*MATERIAL SUPPLIED*.
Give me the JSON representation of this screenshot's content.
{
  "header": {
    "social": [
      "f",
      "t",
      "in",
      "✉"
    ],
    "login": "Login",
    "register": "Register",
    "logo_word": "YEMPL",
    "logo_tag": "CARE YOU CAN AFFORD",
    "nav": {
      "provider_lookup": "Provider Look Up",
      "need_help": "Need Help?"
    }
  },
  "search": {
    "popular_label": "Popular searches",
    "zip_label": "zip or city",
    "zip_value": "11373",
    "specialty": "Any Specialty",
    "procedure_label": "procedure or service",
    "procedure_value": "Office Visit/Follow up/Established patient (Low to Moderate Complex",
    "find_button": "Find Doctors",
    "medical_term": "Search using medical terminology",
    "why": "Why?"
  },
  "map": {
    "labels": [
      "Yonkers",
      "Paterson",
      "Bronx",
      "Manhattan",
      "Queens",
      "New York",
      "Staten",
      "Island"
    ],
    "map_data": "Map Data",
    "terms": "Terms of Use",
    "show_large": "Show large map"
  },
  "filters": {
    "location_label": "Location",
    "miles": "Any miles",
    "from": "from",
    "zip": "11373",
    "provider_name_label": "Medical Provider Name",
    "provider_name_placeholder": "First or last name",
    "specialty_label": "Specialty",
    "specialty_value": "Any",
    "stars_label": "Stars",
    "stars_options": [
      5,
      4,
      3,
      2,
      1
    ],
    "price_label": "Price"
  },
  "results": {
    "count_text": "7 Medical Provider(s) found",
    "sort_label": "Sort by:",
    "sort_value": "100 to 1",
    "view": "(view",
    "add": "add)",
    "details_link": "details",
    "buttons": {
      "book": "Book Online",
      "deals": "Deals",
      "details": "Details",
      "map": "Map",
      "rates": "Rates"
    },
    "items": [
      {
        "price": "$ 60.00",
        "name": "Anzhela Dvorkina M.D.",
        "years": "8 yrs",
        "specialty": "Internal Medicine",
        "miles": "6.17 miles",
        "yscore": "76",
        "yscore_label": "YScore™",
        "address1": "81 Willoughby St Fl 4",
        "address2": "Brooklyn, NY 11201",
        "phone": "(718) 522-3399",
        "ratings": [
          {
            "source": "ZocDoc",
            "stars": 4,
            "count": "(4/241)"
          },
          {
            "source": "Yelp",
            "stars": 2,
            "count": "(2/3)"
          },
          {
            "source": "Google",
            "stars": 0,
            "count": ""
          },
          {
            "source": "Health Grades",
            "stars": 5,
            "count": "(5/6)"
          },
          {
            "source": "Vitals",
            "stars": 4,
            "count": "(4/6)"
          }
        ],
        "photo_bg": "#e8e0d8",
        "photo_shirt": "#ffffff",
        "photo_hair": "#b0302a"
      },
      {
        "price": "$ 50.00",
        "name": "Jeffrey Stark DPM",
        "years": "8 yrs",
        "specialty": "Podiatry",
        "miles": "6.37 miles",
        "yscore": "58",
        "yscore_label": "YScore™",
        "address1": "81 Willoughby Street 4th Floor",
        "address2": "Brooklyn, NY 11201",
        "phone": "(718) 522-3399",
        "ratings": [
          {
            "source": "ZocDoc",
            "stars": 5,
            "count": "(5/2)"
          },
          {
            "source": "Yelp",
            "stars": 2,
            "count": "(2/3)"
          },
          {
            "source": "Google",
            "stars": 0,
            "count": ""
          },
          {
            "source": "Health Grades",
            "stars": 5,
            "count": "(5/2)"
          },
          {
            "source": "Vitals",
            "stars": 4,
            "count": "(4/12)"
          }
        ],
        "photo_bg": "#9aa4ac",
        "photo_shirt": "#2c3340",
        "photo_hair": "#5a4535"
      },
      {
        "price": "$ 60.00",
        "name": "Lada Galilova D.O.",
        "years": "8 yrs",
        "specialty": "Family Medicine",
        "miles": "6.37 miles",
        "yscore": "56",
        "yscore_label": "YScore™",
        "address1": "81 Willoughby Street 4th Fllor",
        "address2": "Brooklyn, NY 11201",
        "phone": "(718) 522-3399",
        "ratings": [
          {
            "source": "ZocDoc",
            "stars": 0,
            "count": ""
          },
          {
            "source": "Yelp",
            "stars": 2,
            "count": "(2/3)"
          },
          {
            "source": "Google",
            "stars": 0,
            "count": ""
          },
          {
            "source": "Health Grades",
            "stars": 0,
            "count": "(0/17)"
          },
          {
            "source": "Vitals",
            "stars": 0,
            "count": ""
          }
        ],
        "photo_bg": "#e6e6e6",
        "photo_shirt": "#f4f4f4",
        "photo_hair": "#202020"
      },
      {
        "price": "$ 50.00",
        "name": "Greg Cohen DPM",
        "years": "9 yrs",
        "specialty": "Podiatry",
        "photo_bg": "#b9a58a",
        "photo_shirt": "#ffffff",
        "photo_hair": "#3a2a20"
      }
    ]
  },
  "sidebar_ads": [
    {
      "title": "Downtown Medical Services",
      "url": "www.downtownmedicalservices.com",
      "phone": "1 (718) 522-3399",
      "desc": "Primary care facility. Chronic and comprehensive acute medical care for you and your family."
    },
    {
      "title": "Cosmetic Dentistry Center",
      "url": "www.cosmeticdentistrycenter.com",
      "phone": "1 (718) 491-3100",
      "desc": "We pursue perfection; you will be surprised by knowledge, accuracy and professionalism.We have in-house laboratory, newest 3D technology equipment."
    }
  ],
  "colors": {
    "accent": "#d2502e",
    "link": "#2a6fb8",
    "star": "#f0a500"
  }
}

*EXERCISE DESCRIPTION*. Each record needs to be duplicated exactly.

*YOUR RESPONSE*.
Give me the JSON representation of this screenshot's content.
{
  "header": {
    "social": [
      "f",
      "t",
      "in",
      "✉"
    ],
    "login": "Login",
    "register": "Register",
    "logo_word": "YEMPL",
    "logo_tag": "CARE YOU CAN AFFORD",
    "nav": {
      "provider_lookup": "Provider Look Up",
      "need_help": "Need Help?"
    }
  },
  "search": {
    "popular_label": "Popular searches",
    "zip_label": "zip or city",
    "zip_value": "11373",
    "specialty": "Any Specialty",
    "procedure_label": "procedure or service",
    "procedure_value": "Office Visit/Follow up/Established patient (Low to Moderate Complex",
    "find_button": "Find Doctors",
    "medical_term": "Search using medical terminology",
    "why": "Why?"
  },
  "map": {
    "labels": [
      "Yonkers",
      "Paterson",
      "Bronx",
      "Manhattan",
      "Queens",
      "New York",
      "Staten",
      "Island"
    ],
    "map_data": "Map Data",
    "terms": "Terms of Use",
    "show_large": "Show large map"
  },
  "filters": {
    "location_label": "Location",
    "miles": "Any miles",
    "from": "from",
    "zip": "11373",
    "provider_name_label": "Medical Provider Name",
    "provider_name_placeholder": "First or last name",
    "specialty_label": "Specialty",
    "specialty_value": "Any",
    "stars_label": "Stars",
    "stars_options": [
      5,
      4,
      3,
      2,
      1
    ],
    "price_label": "Price"
  },
  "results": {
    "count_text": "7 Medical Provider(s) found",
    "sort_label": "Sort by:",
    "sort_value": "100 to 1",
    "view": "(view",
    "add": "add)",
    "details_link": "details",
    "buttons": {
      "book": "Book Online",
      "deals": "Deals",
      "details": "Details",
      "map": "Map",
      "rates": "Rates"
    },
    "items": [
      {
        "price": "$ 60.00",
        "name": "Anzhela Dvorkina M.D.",
        "years": "8 yrs",
        "specialty": "Internal Medicine",
        "miles": "6.17 miles",
        "yscore": "76",
        "yscore_label": "YScore™",
        "address1": "81 Willoughby St Fl 4",
        "address2": "Brooklyn, NY 11201",
        "phone": "(718) 522-3399",
        "ratings": [
          {
            "source": "ZocDoc",
            "stars": 4,
            "count": "(4/241)"
          },
          {
            "source": "Yelp",
            "stars": 2,
            "count": "(2/3)"
          },
          {
            "source": "Google",
            "stars": 0,
            "count": ""
          },
          {
            "source": "Health Grades",
            "stars": 5,
            "count": "(5/6)"
          },
          {
            "source": "Vitals",
            "stars": 4,
            "count": "(4/6)"
          }
        ],
        "photo_bg": "#e8e0d8",
        "photo_shirt": "#ffffff",
        "photo_hair": "#b0302a"
      },
      {
        "price": "$ 50.00",
        "name": "Jeffrey Stark DPM",
        "years": "8 yrs",
        "specialty": "Podiatry",
        "miles": "6.37 miles",
        "yscore": "58",
        "yscore_label": "YScore™",
        "address1": "81 Willoughby Street 4th Floor",
        "address2": "Brooklyn, NY 11201",
        "phone": "(718) 522-3399",
        "ratings": [
          {
            "source": "ZocDoc",
            "stars": 5,
            "count": "(5/2)"
          },
          {
            "source": "Yelp",
            "stars": 2,
            "count": "(2/3)"
          },
          {
            "source": "Google",
            "stars": 0,
            "count": ""
          },
          {
            "source": "Health Grades",
            "stars": 5,
            "count": "(5/2)"
          },
          {
            "source": "Vitals",
            "stars": 4,
            "count": "(4/12)"
          }
        ],
        "photo_bg": "#9aa4ac",
        "photo_shirt": "#2c3340",
        "photo_hair": "#5a4535"
      },
      {
        "price": "$ 60.00",
        "name": "Lada Galilova D.O.",
        "years": "8 yrs",
        "specialty": "Family Medicine",
        "miles": "6.37 miles",
        "yscore": "56",
        "yscore_label": "YScore™",
        "address1": "81 Willoughby Street 4th Fllor",
        "address2": "Brooklyn, NY 11201",
        "phone": "(718) 522-3399",
        "ratings": [
          {
            "source": "ZocDoc",
            "stars": 0,
            "count": ""
          },
          {
            "source": "Yelp",
            "stars": 2,
            "count": "(2/3)"
          },
          {
            "source": "Google",
            "stars": 0,
            "count": ""
          },
          {
            "source": "Health Grades",
            "stars": 0,
            "count": "(0/17)"
          },
          {
            "source": "Vitals",
            "stars": 0,
            "count": ""
          }
        ],
        "photo_bg": "#e6e6e6",
        "photo_shirt": "#f4f4f4",
        "photo_hair": "#202020"
      },
      {
        "price": "$ 50.00",
        "name": "Greg Cohen DPM",
        "years": "9 yrs",
        "specialty": "Podiatry",
        "photo_bg": "#b9a58a",
        "photo_shirt": "#ffffff",
        "photo_hair": "#3a2a20"
      }
    ]
  },
  "sidebar_ads": [
    {
      "title": "Downtown Medical Services",
      "url": "www.downtownmedicalservices.com",
      "phone": "1 (718) 522-3399",
      "desc": "Primary care facility. Chronic and comprehensive acute medical care for you and your family."
    },
    {
      "title": "Cosmetic Dentistry Center",
      "url": "www.cosmeticdentistrycenter.com",
      "phone": "1 (718) 491-3100",
      "desc": "We pursue perfection; you will be surprised by knowledge, accuracy and professionalism.We have in-house laboratory, newest 3D technology equipment."
    }
  ],
  "colors": {
    "accent": "#d2502e",
    "link": "#2a6fb8",
    "star": "#f0a500"
  }
}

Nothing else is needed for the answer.